-- café cover letter or craigslist email package.
-- add pedestrian on freeway to ticket package
-- mailing of something random
-- hottest image moment Posts: -- train experiences including soldiers—1000 rounds—picturing some beach littered with rifle shells, video game, and digging bike out of tetris luggage problem
-- unemployed in southern California—mental report, plus some practical advice
-- review of texas oil—cramped—good audio. A little confused in terms of what to do with the information—very little of it will be retained so it just becomes overwhelming—flier—
texasoil—is the name I propose we give to toxified soil not safe to grow food in.
-- review of World made by hand—just a few criticisms here. Women? More projections of recent technology being carried forward—tinkering—unnecessary catastrophic events. Seems to be saying that organized groups get more done. Recycling renaissance—I mean this could just because it sounds good to me. What about the language reverting to old west? Dumb.
Welcome to the post-exuberant era: to the age of contraction. Those of us alive today are living through a particularly momentous time for the human species. Peak everything. Headstand class pitched to a high end LA yoga studio—30 minutes—three “flushes” with stretching of applicable muscles in between—the goal is to improve comfort and endurance in inverted poses.

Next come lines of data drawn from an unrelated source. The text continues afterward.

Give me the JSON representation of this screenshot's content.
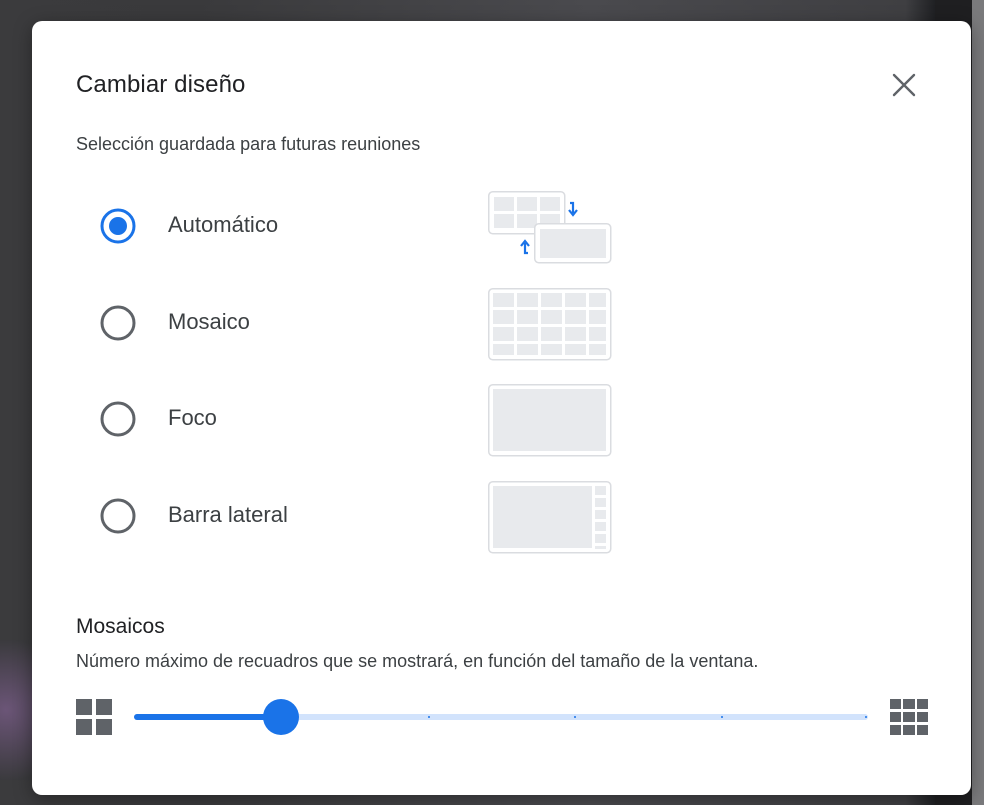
{
  "dialog": {
    "title": "Cambiar diseño",
    "subtitle": "Selección guardada para futuras reuniones"
  },
  "layout_options": [
    {
      "label": "Automático",
      "selected": true,
      "preview_icon": "auto-layout-preview-icon"
    },
    {
      "label": "Mosaico",
      "selected": false,
      "preview_icon": "tiled-layout-preview-icon"
    },
    {
      "label": "Foco",
      "selected": false,
      "preview_icon": "spotlight-layout-preview-icon"
    },
    {
      "label": "Barra lateral",
      "selected": false,
      "preview_icon": "sidebar-layout-preview-icon"
    }
  ],
  "tiles": {
    "title": "Mosaicos",
    "description": "Número máximo de recuadros que se mostrará, en función del tamaño de la ventana.",
    "slider_value_fraction": 0.2,
    "slider_steps": 5,
    "min_icon": "grid-small-icon",
    "max_icon": "grid-large-icon"
  },
  "colors": {
    "accent": "#1a73e8",
    "track": "#d2e3fc",
    "radio_unselected": "#5f6368",
    "preview_fill": "#e8eaed",
    "preview_border": "#dadce0"
  }
}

Inverted [yoga] poses provide the anti-aging benefits that many people are seeking.